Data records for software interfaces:
▶

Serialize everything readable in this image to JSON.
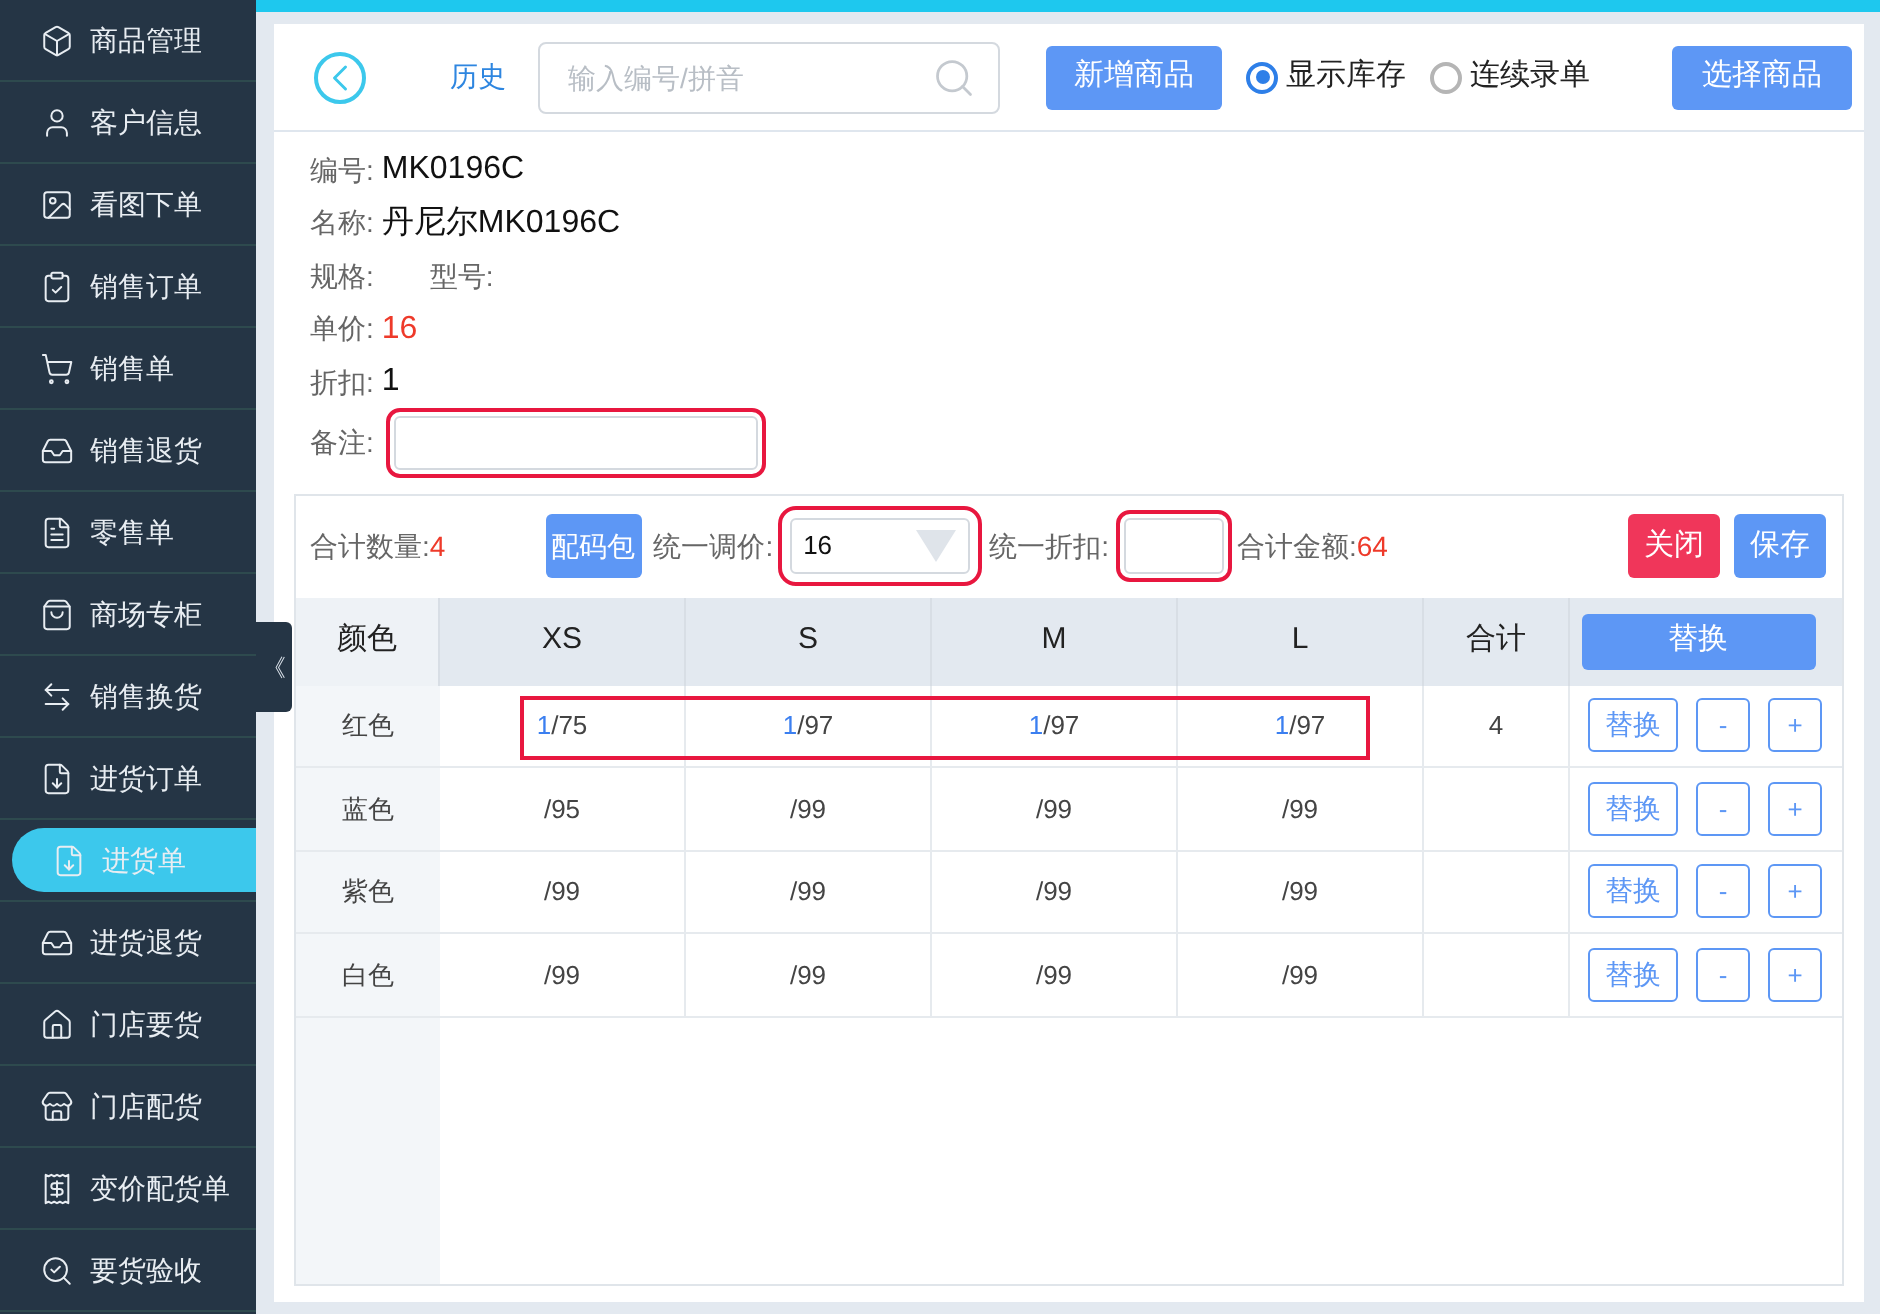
{
  "sidebar": {
    "items": [
      {
        "label": "商品管理",
        "selected": false
      },
      {
        "label": "客户信息",
        "selected": false
      },
      {
        "label": "看图下单",
        "selected": false
      },
      {
        "label": "销售订单",
        "selected": false
      },
      {
        "label": "销售单",
        "selected": false
      },
      {
        "label": "销售退货",
        "selected": false
      },
      {
        "label": "零售单",
        "selected": false
      },
      {
        "label": "商场专柜",
        "selected": false
      },
      {
        "label": "销售换货",
        "selected": false
      },
      {
        "label": "进货订单",
        "selected": false
      },
      {
        "label": "进货单",
        "selected": true
      },
      {
        "label": "进货退货",
        "selected": false
      },
      {
        "label": "门店要货",
        "selected": false
      },
      {
        "label": "门店配货",
        "selected": false
      },
      {
        "label": "变价配货单",
        "selected": false
      },
      {
        "label": "要货验收",
        "selected": false
      }
    ]
  },
  "collapse_toggle": "《",
  "header": {
    "history_link": "历史",
    "search": {
      "placeholder": "输入编号/拼音"
    },
    "add_button": "新增商品",
    "options": [
      {
        "label": "显示库存",
        "selected": true
      },
      {
        "label": "连续录单",
        "selected": false
      }
    ],
    "select_button": "选择商品"
  },
  "product": {
    "fields": [
      {
        "label": "编号:",
        "value": "MK0196C",
        "red": false
      },
      {
        "label": "名称:",
        "value": "丹尼尔MK0196C",
        "red": false
      },
      {
        "label": "规格:",
        "extra_label": "型号:"
      },
      {
        "label": "单价:",
        "value": "16",
        "red": true
      },
      {
        "label": "折扣:",
        "value": "1",
        "red": false
      }
    ],
    "note": {
      "label": "备注:",
      "highlighted": true
    }
  },
  "toolbar": {
    "total_qty_label": "合计数量:",
    "total_qty": "4",
    "size_pack_button": "配码包",
    "unified_price": {
      "label": "统一调价:",
      "value": "16",
      "highlighted": true
    },
    "unified_discount": {
      "label": "统一折扣:",
      "highlighted": true
    },
    "total_amount_label": "合计金额:",
    "total_amount": "64",
    "close_button": "关闭",
    "save_button": "保存"
  },
  "grid": {
    "first_header": "颜色",
    "size_headers": [
      "XS",
      "S",
      "M",
      "L"
    ],
    "total_header": "合计",
    "replace_all_button": "替换",
    "rows": [
      {
        "name": "红色",
        "highlighted": true,
        "sizes": [
          {
            "qty": "1",
            "stock": "/75"
          },
          {
            "qty": "1",
            "stock": "/97"
          },
          {
            "qty": "1",
            "stock": "/97"
          },
          {
            "qty": "1",
            "stock": "/97"
          }
        ],
        "total": "4",
        "actions": [
          "替换",
          "-",
          "+"
        ]
      },
      {
        "name": "蓝色",
        "highlighted": false,
        "sizes": [
          {
            "stock": "/95"
          },
          {
            "stock": "/99"
          },
          {
            "stock": "/99"
          },
          {
            "stock": "/99"
          }
        ],
        "actions": [
          "替换",
          "-",
          "+"
        ]
      },
      {
        "name": "紫色",
        "highlighted": false,
        "sizes": [
          {
            "stock": "/99"
          },
          {
            "stock": "/99"
          },
          {
            "stock": "/99"
          },
          {
            "stock": "/99"
          }
        ],
        "actions": [
          "替换",
          "-",
          "+"
        ]
      },
      {
        "name": "白色",
        "highlighted": false,
        "sizes": [
          {
            "stock": "/99"
          },
          {
            "stock": "/99"
          },
          {
            "stock": "/99"
          },
          {
            "stock": "/99"
          }
        ],
        "actions": [
          "替换",
          "-",
          "+"
        ]
      }
    ]
  }
}
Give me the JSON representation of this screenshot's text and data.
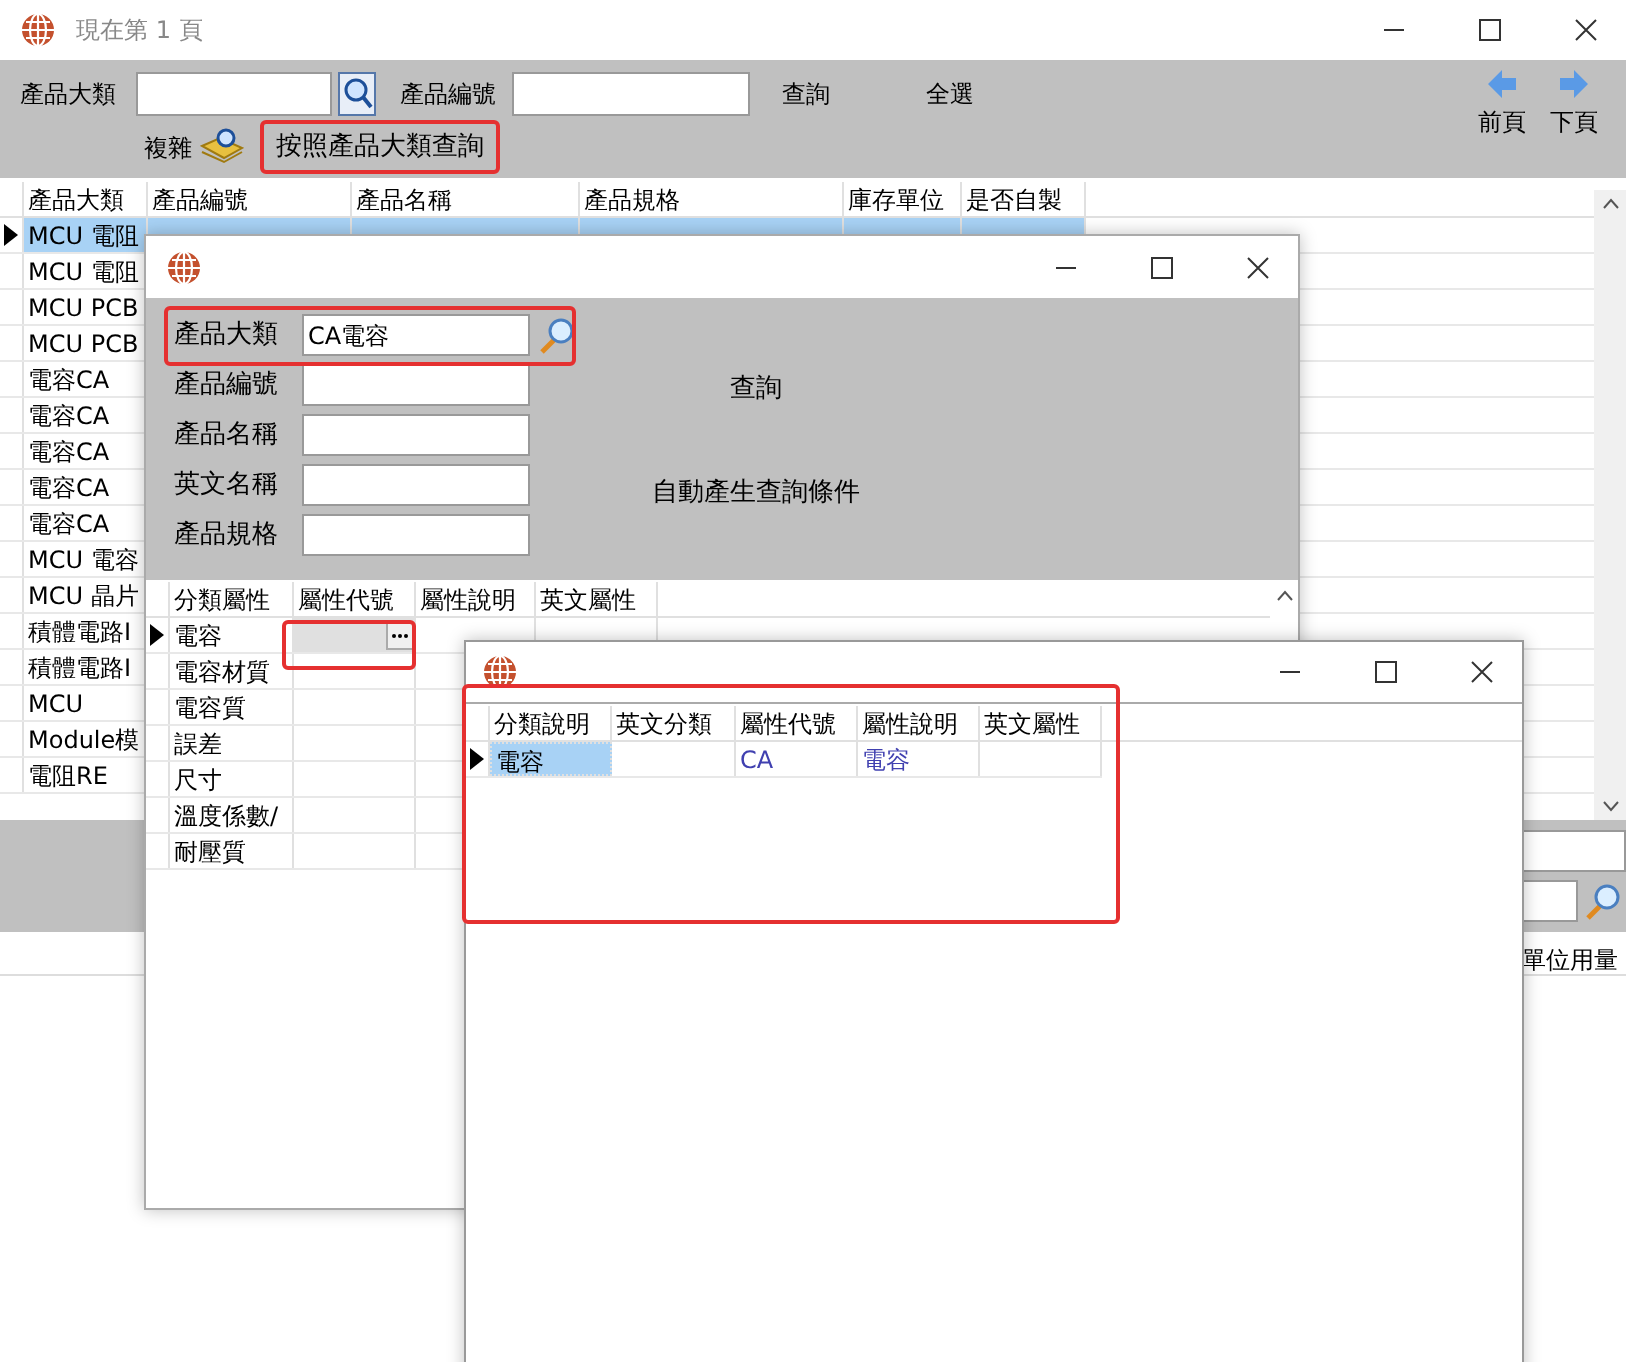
{
  "main_window": {
    "title": "現在第 1 頁",
    "toolbar": {
      "category_label": "產品大類",
      "number_label": "產品編號",
      "query_button": "查詢",
      "select_all_button": "全選",
      "complex_label": "複雜",
      "category_query_button": "按照產品大類查詢",
      "prev_page": "前頁",
      "next_page": "下頁"
    },
    "grid": {
      "columns": [
        "產品大類",
        "產品編號",
        "產品名稱",
        "產品規格",
        "庫存單位",
        "是否自製"
      ],
      "rows": [
        {
          "selected": true,
          "category": "MCU 電阻"
        },
        {
          "selected": false,
          "category": "MCU 電阻"
        },
        {
          "selected": false,
          "category": "MCU PCB"
        },
        {
          "selected": false,
          "category": "MCU PCB"
        },
        {
          "selected": false,
          "category": "電容CA"
        },
        {
          "selected": false,
          "category": "電容CA"
        },
        {
          "selected": false,
          "category": "電容CA"
        },
        {
          "selected": false,
          "category": "電容CA"
        },
        {
          "selected": false,
          "category": "電容CA"
        },
        {
          "selected": false,
          "category": "MCU 電容"
        },
        {
          "selected": false,
          "category": "MCU 晶片"
        },
        {
          "selected": false,
          "category": "積體電路I"
        },
        {
          "selected": false,
          "category": "積體電路I"
        },
        {
          "selected": false,
          "category": "MCU"
        },
        {
          "selected": false,
          "category": "Module模"
        },
        {
          "selected": false,
          "category": "電阻RE"
        }
      ]
    },
    "lower_panel": {
      "column_header": "單位用量"
    }
  },
  "query_window": {
    "fields": [
      {
        "label": "產品大類",
        "value": "CA電容"
      },
      {
        "label": "產品編號"
      },
      {
        "label": "產品名稱"
      },
      {
        "label": "英文名稱"
      },
      {
        "label": "產品規格"
      }
    ],
    "query_button": "查詢",
    "auto_condition_button": "自動產生查詢條件",
    "grid": {
      "columns": [
        "分類屬性",
        "屬性代號",
        "屬性說明",
        "英文屬性"
      ],
      "rows": [
        {
          "selected": true,
          "name": "電容"
        },
        {
          "selected": false,
          "name": "電容材質"
        },
        {
          "selected": false,
          "name": "電容質"
        },
        {
          "selected": false,
          "name": "誤差"
        },
        {
          "selected": false,
          "name": "尺寸"
        },
        {
          "selected": false,
          "name": "溫度係數/"
        },
        {
          "selected": false,
          "name": "耐壓質"
        }
      ]
    }
  },
  "lookup_window": {
    "grid": {
      "columns": [
        "分類說明",
        "英文分類",
        "屬性代號",
        "屬性說明",
        "英文屬性"
      ],
      "rows": [
        {
          "selected": true,
          "category": "電容",
          "code": "CA",
          "description": "電容"
        }
      ]
    }
  }
}
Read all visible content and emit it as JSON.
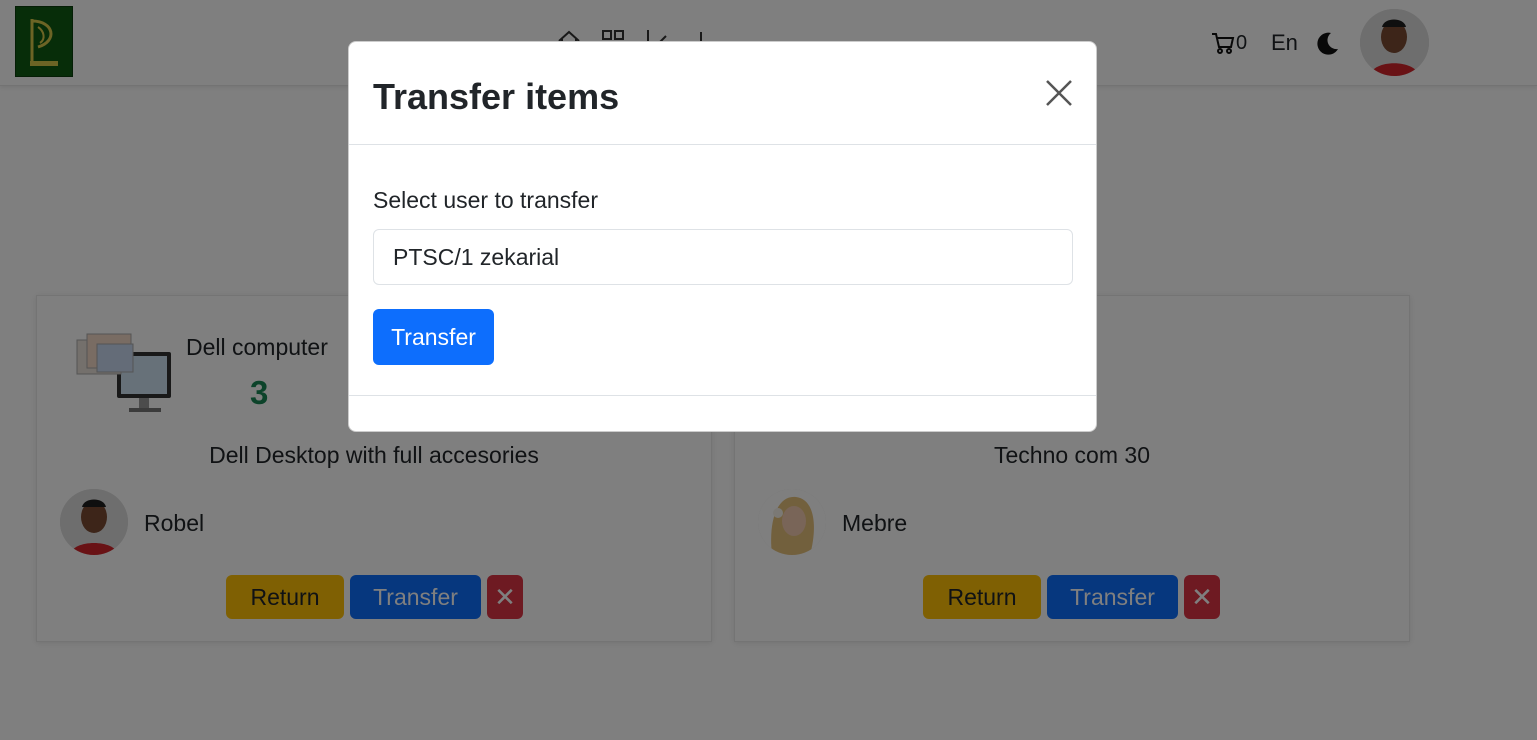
{
  "navbar": {
    "cart_count": "0",
    "language": "En",
    "icons": [
      "home-icon",
      "grid-icon",
      "check-icon",
      "menu-icon",
      "cart-icon",
      "moon-icon"
    ]
  },
  "cards": [
    {
      "product_name": "Dell computer",
      "count": "3",
      "description": "Dell Desktop with full accesories",
      "holder": "Robel",
      "return_label": "Return",
      "transfer_label": "Transfer",
      "delete_label": "✕"
    },
    {
      "product_name": "",
      "count": "",
      "description": "Techno com 30",
      "holder": "Mebre",
      "return_label": "Return",
      "transfer_label": "Transfer",
      "delete_label": "✕"
    }
  ],
  "modal": {
    "title": "Transfer items",
    "label": "Select user to transfer",
    "selected_user": "PTSC/1 zekarial",
    "submit_label": "Transfer"
  },
  "colors": {
    "primary": "#0d6efd",
    "warning": "#ffc107",
    "danger": "#dc3545",
    "success": "#198754",
    "backdrop": "rgba(0,0,0,0.5)"
  }
}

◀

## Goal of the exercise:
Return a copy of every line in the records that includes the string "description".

## Task response:
          "description": "電容"
      "description": "Dell Desktop with full accesories",
      "description": "Techno com 30",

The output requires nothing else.